WHAT NEEDS TO BE DONE:
Write the data out again, word for word.

═══ PROVIDED MATERIAL

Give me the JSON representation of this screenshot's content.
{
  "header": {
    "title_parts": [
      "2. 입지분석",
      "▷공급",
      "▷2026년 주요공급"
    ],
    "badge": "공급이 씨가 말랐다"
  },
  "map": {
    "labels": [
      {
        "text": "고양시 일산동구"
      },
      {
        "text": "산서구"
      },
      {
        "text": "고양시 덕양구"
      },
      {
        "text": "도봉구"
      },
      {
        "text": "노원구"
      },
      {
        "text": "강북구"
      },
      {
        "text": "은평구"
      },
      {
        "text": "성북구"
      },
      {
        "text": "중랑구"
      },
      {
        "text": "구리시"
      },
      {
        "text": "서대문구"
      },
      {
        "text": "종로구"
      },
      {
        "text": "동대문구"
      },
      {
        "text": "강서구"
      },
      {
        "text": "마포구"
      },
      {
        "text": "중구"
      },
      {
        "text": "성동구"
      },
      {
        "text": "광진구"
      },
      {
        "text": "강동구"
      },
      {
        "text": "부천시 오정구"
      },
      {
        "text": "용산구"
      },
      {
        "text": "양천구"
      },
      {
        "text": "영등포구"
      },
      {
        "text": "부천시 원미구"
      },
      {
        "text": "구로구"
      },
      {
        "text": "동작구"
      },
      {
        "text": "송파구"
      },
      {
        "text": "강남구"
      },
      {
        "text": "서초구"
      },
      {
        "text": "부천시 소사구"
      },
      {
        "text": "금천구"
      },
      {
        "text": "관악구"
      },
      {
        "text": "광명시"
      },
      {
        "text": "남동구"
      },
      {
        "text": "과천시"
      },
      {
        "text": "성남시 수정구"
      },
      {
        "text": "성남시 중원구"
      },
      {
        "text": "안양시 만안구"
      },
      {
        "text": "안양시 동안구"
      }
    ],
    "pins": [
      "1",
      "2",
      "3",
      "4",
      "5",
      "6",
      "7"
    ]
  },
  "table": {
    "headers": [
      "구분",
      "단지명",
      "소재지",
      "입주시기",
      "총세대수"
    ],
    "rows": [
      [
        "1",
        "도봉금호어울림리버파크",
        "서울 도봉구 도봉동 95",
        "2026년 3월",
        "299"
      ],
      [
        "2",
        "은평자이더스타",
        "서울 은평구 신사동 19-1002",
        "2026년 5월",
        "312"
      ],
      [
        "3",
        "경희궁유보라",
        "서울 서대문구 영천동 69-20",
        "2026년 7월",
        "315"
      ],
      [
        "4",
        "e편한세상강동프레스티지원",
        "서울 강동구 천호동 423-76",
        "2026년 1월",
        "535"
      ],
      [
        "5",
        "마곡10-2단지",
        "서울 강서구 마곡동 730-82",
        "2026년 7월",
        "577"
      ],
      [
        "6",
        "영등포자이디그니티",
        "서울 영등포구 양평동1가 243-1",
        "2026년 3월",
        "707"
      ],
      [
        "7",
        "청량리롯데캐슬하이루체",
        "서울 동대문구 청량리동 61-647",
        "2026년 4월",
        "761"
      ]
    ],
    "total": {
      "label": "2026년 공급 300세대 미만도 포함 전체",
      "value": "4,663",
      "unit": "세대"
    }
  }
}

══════

RESULT OF THE EXERCISE:
Give me the JSON representation of this screenshot's content.
{
  "header": {
    "title_parts": [
      "2. 입지분석",
      "▷공급",
      "▷2026년 주요공급"
    ],
    "badge": "공급이 씨가 말랐다"
  },
  "map": {
    "labels": [
      {
        "text": "고양시 일산동구"
      },
      {
        "text": "산서구"
      },
      {
        "text": "고양시 덕양구"
      },
      {
        "text": "도봉구"
      },
      {
        "text": "노원구"
      },
      {
        "text": "강북구"
      },
      {
        "text": "은평구"
      },
      {
        "text": "성북구"
      },
      {
        "text": "중랑구"
      },
      {
        "text": "구리시"
      },
      {
        "text": "서대문구"
      },
      {
        "text": "종로구"
      },
      {
        "text": "동대문구"
      },
      {
        "text": "강서구"
      },
      {
        "text": "마포구"
      },
      {
        "text": "중구"
      },
      {
        "text": "성동구"
      },
      {
        "text": "광진구"
      },
      {
        "text": "강동구"
      },
      {
        "text": "부천시 오정구"
      },
      {
        "text": "용산구"
      },
      {
        "text": "양천구"
      },
      {
        "text": "영등포구"
      },
      {
        "text": "부천시 원미구"
      },
      {
        "text": "구로구"
      },
      {
        "text": "동작구"
      },
      {
        "text": "송파구"
      },
      {
        "text": "강남구"
      },
      {
        "text": "서초구"
      },
      {
        "text": "부천시 소사구"
      },
      {
        "text": "금천구"
      },
      {
        "text": "관악구"
      },
      {
        "text": "광명시"
      },
      {
        "text": "남동구"
      },
      {
        "text": "과천시"
      },
      {
        "text": "성남시 수정구"
      },
      {
        "text": "성남시 중원구"
      },
      {
        "text": "안양시 만안구"
      },
      {
        "text": "안양시 동안구"
      }
    ],
    "pins": [
      "1",
      "2",
      "3",
      "4",
      "5",
      "6",
      "7"
    ]
  },
  "table": {
    "headers": [
      "구분",
      "단지명",
      "소재지",
      "입주시기",
      "총세대수"
    ],
    "rows": [
      [
        "1",
        "도봉금호어울림리버파크",
        "서울 도봉구 도봉동 95",
        "2026년 3월",
        "299"
      ],
      [
        "2",
        "은평자이더스타",
        "서울 은평구 신사동 19-1002",
        "2026년 5월",
        "312"
      ],
      [
        "3",
        "경희궁유보라",
        "서울 서대문구 영천동 69-20",
        "2026년 7월",
        "315"
      ],
      [
        "4",
        "e편한세상강동프레스티지원",
        "서울 강동구 천호동 423-76",
        "2026년 1월",
        "535"
      ],
      [
        "5",
        "마곡10-2단지",
        "서울 강서구 마곡동 730-82",
        "2026년 7월",
        "577"
      ],
      [
        "6",
        "영등포자이디그니티",
        "서울 영등포구 양평동1가 243-1",
        "2026년 3월",
        "707"
      ],
      [
        "7",
        "청량리롯데캐슬하이루체",
        "서울 동대문구 청량리동 61-647",
        "2026년 4월",
        "761"
      ]
    ],
    "total": {
      "label": "2026년 공급 300세대 미만도 포함 전체",
      "value": "4,663",
      "unit": "세대"
    }
  }
}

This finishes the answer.